Over the past three decades human rights movements in India have persistently interrogated systems of criminal justice in the country. The concerns have ranged from addressing the problem of arbitrary detention during the emergency to constructing entire communities as criminal thereby justifying forced dispossession and/or mass violence. While overt violence by state actors and their complicity in violence by dominant private actors has been a major concern, there has also been the problem of the abdication by the state with respect to provision of the means for bare life to a majority of the people, the denial of the right to bare life compounding their vulnerability to a repressive rule of law. There is a widespread acceptance of the fact that the law is unequal especially in terms of access to and delivery of justice, inequality of process negating the fundamental guarantee of equality.
This collection of essays re-examines the field of criminology through an interdisciplinary lens, challenging in the process unproblematic assumptions of the rule of law and opening out avenues for a renewed and radical restatement of the contexts of criminal law in India. This collection is a significant step towards mapping the ways in which interdisciplinary research and human rights activism might inform legal praxis more effectively and holistically. The contributors are a diverse group – widely respected activists, bureaucrats, scholars, and professionals – who share concerns on criminal justice systems and the need to entrench human rights in the Indian polity.
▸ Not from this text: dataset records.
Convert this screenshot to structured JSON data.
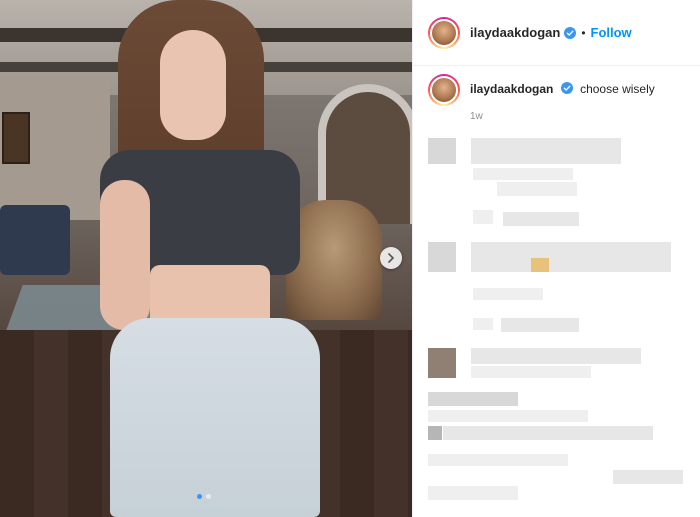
{
  "post": {
    "username": "ilaydaakdogan",
    "follow_label": "Follow",
    "bullet": "•",
    "caption": "choose wisely",
    "time_ago": "1w"
  },
  "carousel": {
    "current_index": 1,
    "total": 2
  },
  "icons": {
    "verified": "verified-badge-icon",
    "next": "chevron-right-icon"
  },
  "colors": {
    "follow_blue": "#0095f6",
    "verified_blue": "#3897f0",
    "text": "#262626",
    "muted": "#8e8e8e"
  }
}
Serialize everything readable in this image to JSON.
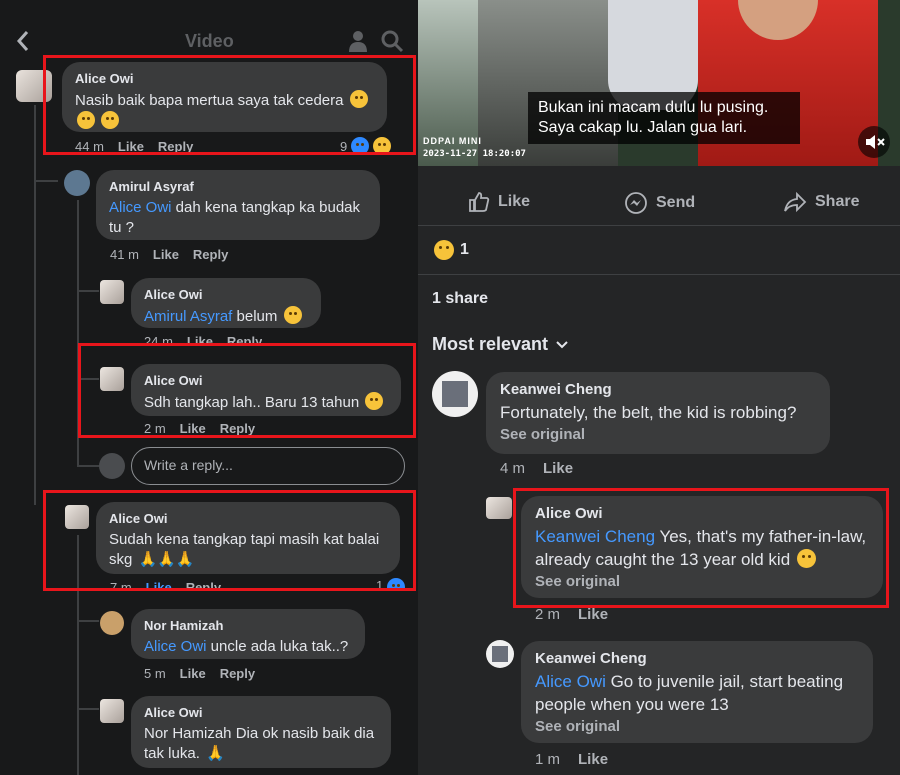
{
  "left": {
    "header_title": "Video",
    "comments": [
      {
        "name": "Alice Owi",
        "text": "Nasib baik bapa mertua saya tak cedera",
        "time": "44 m",
        "like": "Like",
        "reply": "Reply",
        "reactions": "9"
      },
      {
        "name": "Amirul Asyraf",
        "mention": "Alice Owi",
        "text": " dah kena tangkap ka budak tu ?",
        "time": "41 m",
        "like": "Like",
        "reply": "Reply"
      },
      {
        "name": "Alice Owi",
        "mention": "Amirul Asyraf",
        "text": " belum",
        "time": "24 m",
        "like": "Like",
        "reply": "Reply"
      },
      {
        "name": "Alice Owi",
        "text": "Sdh tangkap lah.. Baru 13 tahun",
        "time": "2 m",
        "like": "Like",
        "reply": "Reply"
      },
      {
        "name": "Alice Owi",
        "text": "Sudah kena tangkap tapi masih kat balai skg",
        "time": "7 m",
        "like": "Like",
        "reply": "Reply",
        "reactions": "1"
      },
      {
        "name": "Nor Hamizah",
        "mention": "Alice Owi",
        "text": " uncle ada luka tak..?",
        "time": "5 m",
        "like": "Like",
        "reply": "Reply"
      },
      {
        "name": "Alice Owi",
        "text": "Nor Hamizah Dia ok nasib baik dia tak luka."
      }
    ],
    "reply_placeholder": "Write a reply..."
  },
  "right": {
    "video": {
      "subtitle_line1": "Bukan ini macam dulu lu pusing.",
      "subtitle_line2": "Saya cakap lu. Jalan gua lari.",
      "timestamp": "2023-11-27 18:20:07",
      "brand": "DDPAI MINI"
    },
    "actions": {
      "like": "Like",
      "send": "Send",
      "share": "Share"
    },
    "reaction_count": "1",
    "shares": "1 share",
    "sort_label": "Most relevant",
    "comments": [
      {
        "name": "Keanwei Cheng",
        "text": "Fortunately, the belt, the kid is robbing?",
        "see": "See original",
        "time": "4 m",
        "like": "Like"
      },
      {
        "name": "Alice Owi",
        "mention": "Keanwei Cheng",
        "text": " Yes, that's my father-in-law, already caught the 13 year old kid",
        "see": "See original",
        "time": "2 m",
        "like": "Like"
      },
      {
        "name": "Keanwei Cheng",
        "mention": "Alice Owi",
        "text": " Go to juvenile jail, start beating people when you were 13",
        "see": "See original",
        "time": "1 m",
        "like": "Like"
      }
    ]
  },
  "colors": {
    "accent": "#4599ff",
    "highlight": "#e8151b",
    "bubble": "#3a3b3c"
  }
}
Chapter 3: ‘That Despicable Specimen of Humanity’: Policing of Homosexuality in India
‘That Despicable Specimen of Humanity’: Policing of Homosexuality in India
Introduction: Of Nuts, Sluts and Perverts
Queer theory is suggesting that the study of homosexuality should not be a study of a minority—the making of the lesbian/gay/bisexual subject—but the study of those knowledges and social practices that organize ‘society’ as a whole by sexualizing—heterosexualizing or homosexualizing—bodies, desires, acts, identities, social relations, knowledges, culture and social institutions.
What is unique about criminology, indeed its defining characteristic is ‘the central question of the causes of crime and the ultimate focus on the offender…. It is this defining characteristic I wish to take issue with here. Arguably it is this which creates a kind of vortex in this area of ...